Since the 1940s, the television has been a part of the American way of life. Shortly after the inception of network TV, popular radio shows became television shows, sporting events were broadcast, children’s show were created and television advertising became the pinnacle way to sell a product. Color was soon introduced and the TV became a vital piece of American culture. Today, 99% of U.S. households possess at least one television and the average American watches over four hours of TV each day.
In the 1960s, Lee Friedlander documented these '‘little screens’' that Americans hold so dear in a series of photographs taken in bedrooms, living rooms, and hotel rooms. Friedlander portrayed the homogeneity and omnipresence of the television in America. Since then, televisions have changed some, with the introduction of high definition and flat screen TVs, surround sound and digital video, but the purpose of the moving pictures have remained the same. Televisions immerse people with thousands of images and ideas every day; they are windows into the lives of other people and into the ways of other places.
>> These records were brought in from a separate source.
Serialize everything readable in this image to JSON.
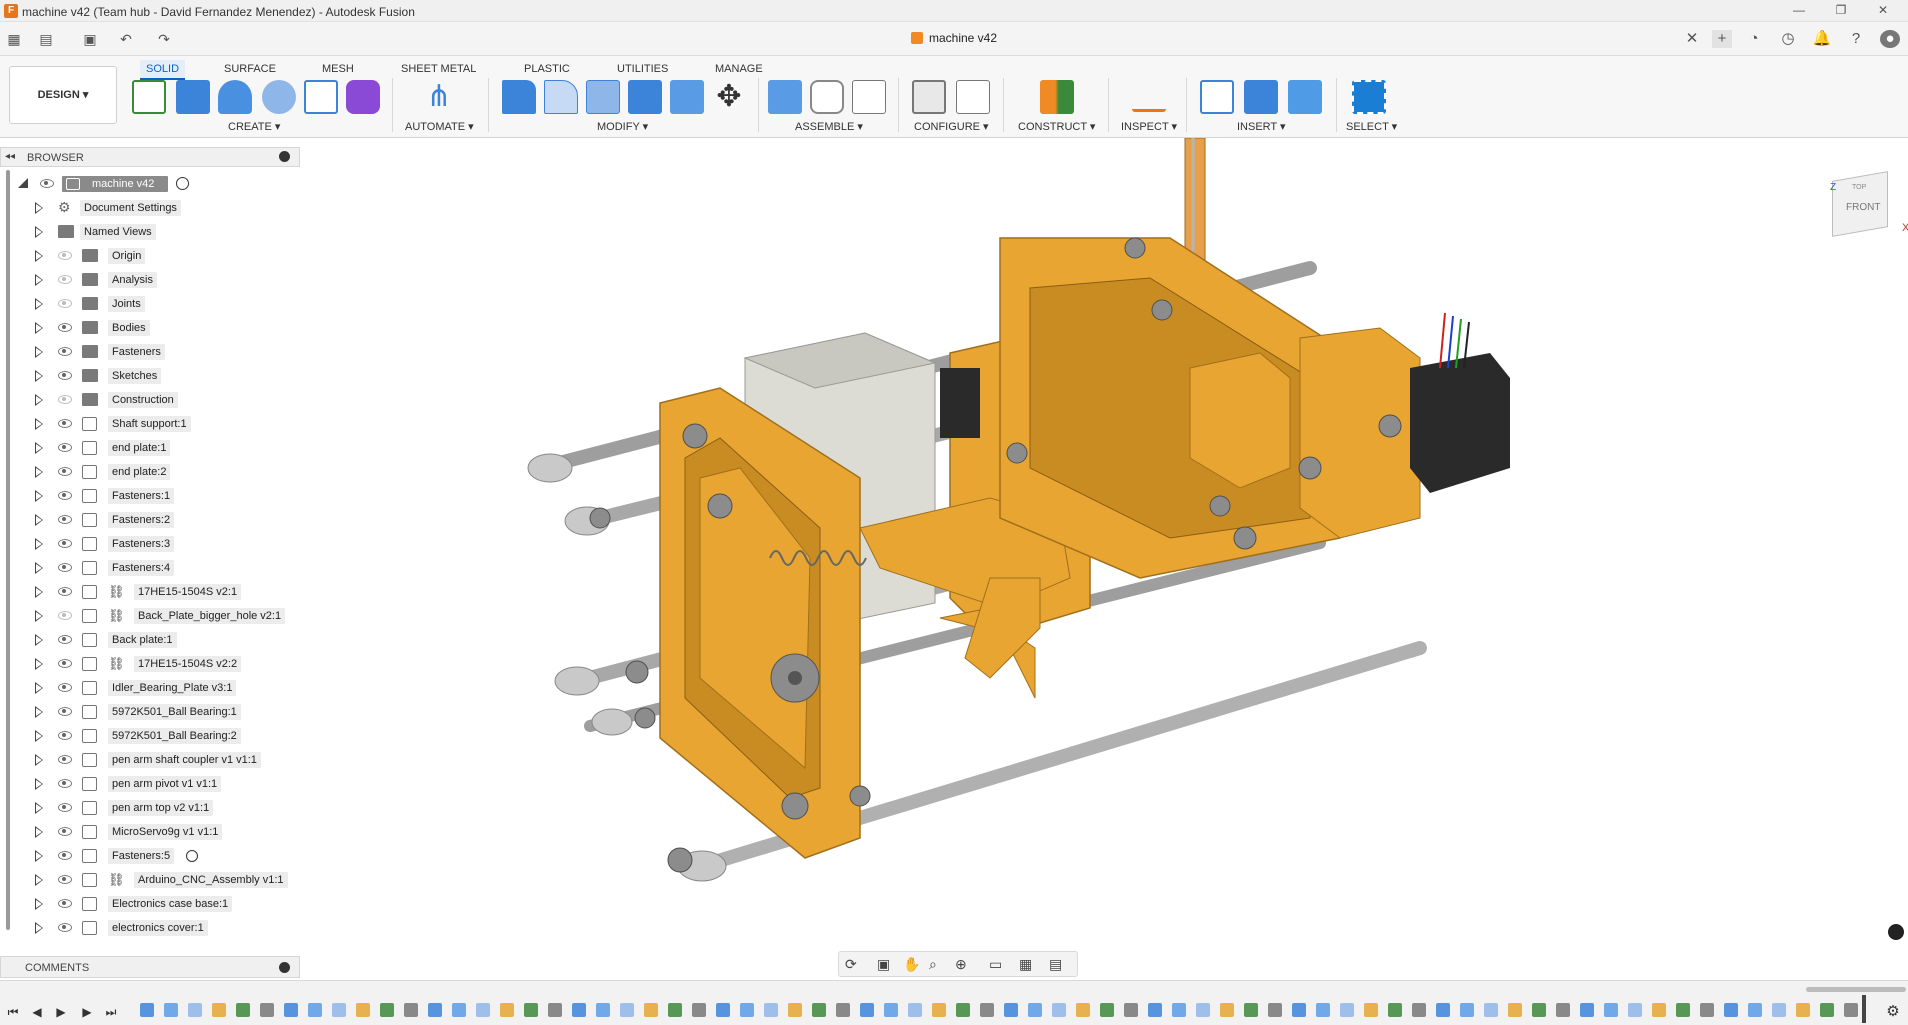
{
  "window": {
    "title": "machine v42 (Team hub - David Fernandez Menendez) - Autodesk Fusion",
    "controls": [
      "minimize",
      "restore",
      "close"
    ]
  },
  "document": {
    "name": "machine v42"
  },
  "workspace": {
    "label": "DESIGN ▾"
  },
  "tabs": [
    "SOLID",
    "SURFACE",
    "MESH",
    "SHEET METAL",
    "PLASTIC",
    "UTILITIES",
    "MANAGE"
  ],
  "active_tab": "SOLID",
  "groups": {
    "create": "CREATE ▾",
    "automate": "AUTOMATE ▾",
    "modify": "MODIFY ▾",
    "assemble": "ASSEMBLE ▾",
    "configure": "CONFIGURE ▾",
    "construct": "CONSTRUCT ▾",
    "inspect": "INSPECT ▾",
    "insert": "INSERT ▾",
    "select": "SELECT ▾"
  },
  "browser": {
    "title": "BROWSER",
    "root": "machine v42",
    "items": [
      {
        "label": "Document Settings",
        "icon": "gear-icon",
        "visible": null,
        "link": false
      },
      {
        "label": "Named Views",
        "icon": "folder-icon",
        "visible": null,
        "link": false
      },
      {
        "label": "Origin",
        "icon": "folder-icon",
        "visible": false,
        "link": false
      },
      {
        "label": "Analysis",
        "icon": "folder-icon",
        "visible": false,
        "link": false
      },
      {
        "label": "Joints",
        "icon": "folder-icon",
        "visible": false,
        "link": false
      },
      {
        "label": "Bodies",
        "icon": "folder-icon",
        "visible": true,
        "link": false
      },
      {
        "label": "Fasteners",
        "icon": "folder-icon",
        "visible": true,
        "link": false
      },
      {
        "label": "Sketches",
        "icon": "folder-icon",
        "visible": true,
        "link": false
      },
      {
        "label": "Construction",
        "icon": "folder-icon",
        "visible": false,
        "link": false
      },
      {
        "label": "Shaft support:1",
        "icon": "component-icon",
        "visible": true,
        "link": false
      },
      {
        "label": "end plate:1",
        "icon": "component-icon",
        "visible": true,
        "link": false
      },
      {
        "label": "end plate:2",
        "icon": "component-icon",
        "visible": true,
        "link": false
      },
      {
        "label": "Fasteners:1",
        "icon": "component-icon",
        "visible": true,
        "link": false
      },
      {
        "label": "Fasteners:2",
        "icon": "component-icon",
        "visible": true,
        "link": false
      },
      {
        "label": "Fasteners:3",
        "icon": "component-icon",
        "visible": true,
        "link": false
      },
      {
        "label": "Fasteners:4",
        "icon": "component-icon",
        "visible": true,
        "link": false
      },
      {
        "label": "17HE15-1504S v2:1",
        "icon": "component-icon",
        "visible": true,
        "link": true
      },
      {
        "label": "Back_Plate_bigger_hole v2:1",
        "icon": "component-icon",
        "visible": false,
        "link": true
      },
      {
        "label": "Back plate:1",
        "icon": "component-icon",
        "visible": true,
        "link": false
      },
      {
        "label": "17HE15-1504S v2:2",
        "icon": "component-icon",
        "visible": true,
        "link": true
      },
      {
        "label": "Idler_Bearing_Plate v3:1",
        "icon": "component-icon",
        "visible": true,
        "link": false
      },
      {
        "label": "5972K501_Ball Bearing:1",
        "icon": "component-icon",
        "visible": true,
        "link": false
      },
      {
        "label": "5972K501_Ball Bearing:2",
        "icon": "component-icon",
        "visible": true,
        "link": false
      },
      {
        "label": "pen arm shaft coupler v1 v1:1",
        "icon": "component-icon",
        "visible": true,
        "link": false
      },
      {
        "label": "pen arm pivot v1 v1:1",
        "icon": "component-icon",
        "visible": true,
        "link": false
      },
      {
        "label": "pen arm top v2 v1:1",
        "icon": "component-icon",
        "visible": true,
        "link": false
      },
      {
        "label": "MicroServo9g v1 v1:1",
        "icon": "component-icon",
        "visible": true,
        "link": false
      },
      {
        "label": "Fasteners:5",
        "icon": "component-icon",
        "visible": true,
        "link": false
      },
      {
        "label": "Arduino_CNC_Assembly v1:1",
        "icon": "component-icon",
        "visible": true,
        "link": true
      },
      {
        "label": "Electronics case base:1",
        "icon": "component-icon",
        "visible": true,
        "link": false
      },
      {
        "label": "electronics cover:1",
        "icon": "component-icon",
        "visible": true,
        "link": false
      }
    ]
  },
  "comments": {
    "title": "COMMENTS"
  },
  "viewcube": {
    "face": "FRONT",
    "top": "TOP",
    "axis_x": "X",
    "axis_z": "Z"
  },
  "colors": {
    "accent": "#0a62c9",
    "part_orange": "#e8a531",
    "rod": "#b8b8b8",
    "select_blue": "#1a7fd4"
  }
}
Windows began as a project documenting the many styles of modern televisions and the environments that encompass them. Quickly though, it morphed into a description of what is seen in and through the screen of a television. Each image consists of a TV either in its normal environment or in some sort of unnatural environment–more important, however, is the fact that something can be seen in the television screen of each image, whether it is a reflection or some other scene. The screen provides some sort of limited view of the world in which it resides. The scenes in the photos represent the way TV watchers experience little bits of life through their televisions, but at the same time, the TV is usually only a small part of the image. Windows investigates not only how the television appears in comparison to the world around it, but how the world around it is seen through the TV.